According to the Awesome Foundation, “The Awesome Innovation in Libraries Chapter was created by a small working group of passionate librarians within Library Pipeline who wanted to provide a catalyst for prototyping both technical and non-technical library innovations that embody the principles of diversity, inclusivity, creativity and risk-taking. Naturally, we embedded these principles into the grant selection guidelines. We are thankful for our dedicated team of trustees and sponsors who make this initiative possible.”

Award recipients are asked to report back publicly on what worked, what didn’t and what they learned, as well as to make the results of their efforts openly available to other to reuse in communities across the world.

To apply, submit your application on the Awesome Foundation website. Applications are constantly being accepted; please check the website details to confirm the next deadline.

This blog post was written by Amber Painter, southwest regional coordinator.
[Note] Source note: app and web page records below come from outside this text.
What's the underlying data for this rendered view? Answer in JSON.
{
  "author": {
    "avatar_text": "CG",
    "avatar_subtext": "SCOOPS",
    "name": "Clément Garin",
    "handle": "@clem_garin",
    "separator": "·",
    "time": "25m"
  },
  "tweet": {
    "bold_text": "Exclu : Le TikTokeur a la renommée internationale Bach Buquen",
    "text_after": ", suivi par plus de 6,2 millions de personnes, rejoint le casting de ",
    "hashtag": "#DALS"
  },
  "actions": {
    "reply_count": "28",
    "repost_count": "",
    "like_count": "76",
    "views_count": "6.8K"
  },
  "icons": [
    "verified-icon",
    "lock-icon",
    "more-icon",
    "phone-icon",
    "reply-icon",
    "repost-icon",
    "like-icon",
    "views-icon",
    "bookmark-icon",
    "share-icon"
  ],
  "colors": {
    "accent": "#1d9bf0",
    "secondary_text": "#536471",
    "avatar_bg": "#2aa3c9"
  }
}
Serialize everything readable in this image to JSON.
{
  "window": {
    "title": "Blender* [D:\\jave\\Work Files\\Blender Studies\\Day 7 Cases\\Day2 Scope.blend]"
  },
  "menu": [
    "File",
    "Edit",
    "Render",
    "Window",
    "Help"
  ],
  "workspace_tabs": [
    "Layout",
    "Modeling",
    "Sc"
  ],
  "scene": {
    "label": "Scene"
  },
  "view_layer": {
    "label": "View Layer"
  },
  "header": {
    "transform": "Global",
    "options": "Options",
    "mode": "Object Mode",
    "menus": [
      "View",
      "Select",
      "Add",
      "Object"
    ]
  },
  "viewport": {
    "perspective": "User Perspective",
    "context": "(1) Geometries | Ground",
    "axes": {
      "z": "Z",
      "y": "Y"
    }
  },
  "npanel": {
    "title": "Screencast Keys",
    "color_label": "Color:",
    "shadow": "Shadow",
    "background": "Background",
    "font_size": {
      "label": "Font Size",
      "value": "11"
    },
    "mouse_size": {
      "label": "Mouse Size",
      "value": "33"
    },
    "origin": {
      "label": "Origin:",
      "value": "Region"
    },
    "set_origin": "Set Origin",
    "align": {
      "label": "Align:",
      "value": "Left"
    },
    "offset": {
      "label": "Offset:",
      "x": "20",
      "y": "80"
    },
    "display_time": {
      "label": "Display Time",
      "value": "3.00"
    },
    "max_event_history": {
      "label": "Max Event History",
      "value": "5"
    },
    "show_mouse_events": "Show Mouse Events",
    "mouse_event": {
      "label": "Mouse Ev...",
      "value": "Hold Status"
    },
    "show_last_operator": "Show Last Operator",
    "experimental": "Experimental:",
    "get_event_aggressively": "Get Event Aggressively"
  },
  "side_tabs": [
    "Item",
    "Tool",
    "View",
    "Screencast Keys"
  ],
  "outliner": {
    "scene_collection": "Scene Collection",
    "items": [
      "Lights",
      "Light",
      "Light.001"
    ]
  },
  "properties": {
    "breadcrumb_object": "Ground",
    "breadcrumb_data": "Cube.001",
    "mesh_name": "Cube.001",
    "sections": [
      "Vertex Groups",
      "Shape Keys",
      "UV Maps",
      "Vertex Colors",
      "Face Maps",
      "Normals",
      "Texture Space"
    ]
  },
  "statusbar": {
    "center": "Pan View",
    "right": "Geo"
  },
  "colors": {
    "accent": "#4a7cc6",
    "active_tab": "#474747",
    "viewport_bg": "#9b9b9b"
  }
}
For more information, contact the Professional Development Office (PDO) at (317) 232-3697 or email statewideservices@library.in.gov.  

Meet Fayette County Public Library’s new director, Betsy Slavens

Recently, Southeast Regional Coordinator Courtney Allison visited the Fayette County Public Library to chat with new director, Betsy Slavens. Betsy was the director at the Benton County Public Library before heading to Fayette County.

Are you from the area? If not, where are you from originally?
No. I am originally from Greenwood, Ind.

What inspired you to work in libraries?
I have always been a reader. When I was a child, my mom and dad would take me to two different library systems on alternating days because I could never get enough books. Even now, I always carry at least one book with me because I never know when I might get a spare minute. Working in a library seemed like a solid life choice.

What is your favorite thing about working for your library?
I love being the boss! No really. I really enjoy helping the staff meet their potential, advocating for the library in the community and helping library users discover something new and wonderful within our walls. I guess that’s actually three favorite things.

What is your favorite book?
That’s a hard question. So, I’m going to go with my top five desert island picks. I’d say, “Anne of Green Gables,” “A Wrinkle in Time,” “Special Topics in Calamity Physics” by Marisha Pessl, “A Confederacy of Dunces” by John Kennedy Toole and “Lovers at the Chameleon Club, Paris 1932” by Francine Prose.

If you could have dinner with any three famous people in recorded history, who would they be and why?
Mr. Rogers because he was gentle, kind and thoughtful. I’m not sure what kind of dinner we’d have, but he was a vegetarian and I would like to respect that. I’d like to dish with Ernest Hemingway about cats over a couple of cocktails. Isn’t it fun to think of Ernest Hemingway going gaga over kitties? Jane Austen would be a hoot, too. We could go to the mall food court and people watch; it’d be a blast. I hope these are all individual dinner dates and not one big party.

What do you enjoy doing when you’re not at work?
Besides reading, I enjoy going to food and beer festivals and taking road trips with my friends, travelling throughout Europe with my husband, watching British TV shows with my old man cat sitting on my lap, sewing, knitting, daydreaming and napping.

Welcome, Betsy!

This blog post was written by Courtney Allison, southeast regional coordinator, Indiana State Library. For more information, email Courtney at callison@library.in.gov.